From what I know Waterstones will soon be set up for Kindle / e-readers. However, their track record isn't superb either.

But there are advantages to the e-reader. For writers, it's a platform to work to. For readers...well, I'm sure you know yourself about mobility.

But I rarely use mine. I keep it clean of poetry (however I do have one translation of The Illiad) and, although very big, I can't imagine myself having Don Quixote on it.

And bare in mind, my first Dickens was read this year. Great Expectations. And it was a paperback my father gave me last birthday. It was cheap, but it's comfortable and I love it.

I miss blogging

PS. First draft of this comment contained typos - hence the 'This comment has been removed by the author'. Proof reading at 00.25 still gets me.

kllrchrd3 said...

Yes i too have little bits of paper, drawings and design from years ago tucked into pages somewhere, it often amazes me how clever i was!!

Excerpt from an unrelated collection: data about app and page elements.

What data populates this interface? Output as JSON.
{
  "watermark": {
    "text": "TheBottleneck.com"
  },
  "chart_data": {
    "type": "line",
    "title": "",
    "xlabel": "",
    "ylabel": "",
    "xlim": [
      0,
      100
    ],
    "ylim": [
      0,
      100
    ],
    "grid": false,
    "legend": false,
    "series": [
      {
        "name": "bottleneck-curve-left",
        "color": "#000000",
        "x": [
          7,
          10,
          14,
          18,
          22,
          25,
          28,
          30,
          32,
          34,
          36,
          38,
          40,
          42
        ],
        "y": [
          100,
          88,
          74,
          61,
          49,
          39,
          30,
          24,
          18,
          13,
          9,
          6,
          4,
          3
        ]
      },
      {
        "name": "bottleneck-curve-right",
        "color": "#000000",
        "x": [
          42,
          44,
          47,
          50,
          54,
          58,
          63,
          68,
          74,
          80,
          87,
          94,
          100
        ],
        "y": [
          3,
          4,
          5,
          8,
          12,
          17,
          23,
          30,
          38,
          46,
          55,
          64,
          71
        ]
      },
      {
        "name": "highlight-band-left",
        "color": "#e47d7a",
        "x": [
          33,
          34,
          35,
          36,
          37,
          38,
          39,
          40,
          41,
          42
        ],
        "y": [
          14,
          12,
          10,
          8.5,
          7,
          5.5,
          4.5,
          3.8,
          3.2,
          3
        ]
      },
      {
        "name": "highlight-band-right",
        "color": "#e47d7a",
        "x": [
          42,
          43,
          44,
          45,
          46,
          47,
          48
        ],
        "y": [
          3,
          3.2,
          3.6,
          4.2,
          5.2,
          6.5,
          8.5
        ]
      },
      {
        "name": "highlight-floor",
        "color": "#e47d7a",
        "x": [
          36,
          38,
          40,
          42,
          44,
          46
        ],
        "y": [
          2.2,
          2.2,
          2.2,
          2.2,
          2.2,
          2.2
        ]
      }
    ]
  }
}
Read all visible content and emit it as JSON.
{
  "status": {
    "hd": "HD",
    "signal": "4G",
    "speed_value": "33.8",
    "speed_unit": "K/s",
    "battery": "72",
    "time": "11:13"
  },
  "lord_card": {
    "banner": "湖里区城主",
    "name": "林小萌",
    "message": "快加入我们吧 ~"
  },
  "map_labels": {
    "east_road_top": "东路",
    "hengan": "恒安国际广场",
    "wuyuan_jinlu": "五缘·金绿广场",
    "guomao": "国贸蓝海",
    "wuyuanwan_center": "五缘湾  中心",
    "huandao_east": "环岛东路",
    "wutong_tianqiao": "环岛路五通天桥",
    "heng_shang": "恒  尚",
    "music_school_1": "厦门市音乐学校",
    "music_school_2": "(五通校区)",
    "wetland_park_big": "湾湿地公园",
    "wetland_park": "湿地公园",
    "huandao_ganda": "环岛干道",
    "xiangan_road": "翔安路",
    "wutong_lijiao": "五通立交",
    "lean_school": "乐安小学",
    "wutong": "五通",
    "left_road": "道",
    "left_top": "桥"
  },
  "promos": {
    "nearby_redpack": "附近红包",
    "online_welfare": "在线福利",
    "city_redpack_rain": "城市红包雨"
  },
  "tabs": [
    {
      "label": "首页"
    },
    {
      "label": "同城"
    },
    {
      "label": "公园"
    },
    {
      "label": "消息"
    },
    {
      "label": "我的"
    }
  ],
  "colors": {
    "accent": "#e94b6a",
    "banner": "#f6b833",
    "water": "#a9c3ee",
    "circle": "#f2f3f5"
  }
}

My optician is kindle mad, loves his. he knows me well, in fact one of the few ppl I've told abt my kll blogs, but tho i respect such praise I always like to see the book end up here on the shelves, where i can see it and recall having read it, or even whip it out to show a visitor.

I didn't realise abt Amazon, i don't like their site anyway, sort of cluttered and confuses me.

Your act of resistannce is echoed in my never going to the huge Metro Shopping Centre we have in the North east here, I'm all against it and its detrimental effect on smaller high streets.

always wonder on the wear and tear on librarians arms of toting books back to the shelves, I've had tennis elbow in both arms and sympathise with their task.

Yes, kobo really scores in the ability to get foreign language texts, oh heck makes me think i can get Chinese nursery books for my own endeavours ... Richard NO.

Kathz said...

Chris, I hope you'll return to blogging soon. And I think if you travel you may find it's good to have a library of free e-books with you. I have two copies of Ulysses but didn't have them with me when I suddenly felt an urge to return to it as I caught the train home. (I only managed to get a quarter of the way through on Bloomsday weekend but hope to race through the rest this week - I've read it often enough to find re-reading a complete pleasure.)

kllrchd - I share your detestation of shopping centres, and have managed to cut my trips to big supermarkets to 9 or 10 a year. I don't think the kobo offers Chinese texts although there may be an ereader that does. A friend was tempted by the idea of the ipad because of Chinese apps but that's in another league for price and I don't share the wide craving for i-everything. The kobo turned out to be an unexpected treat.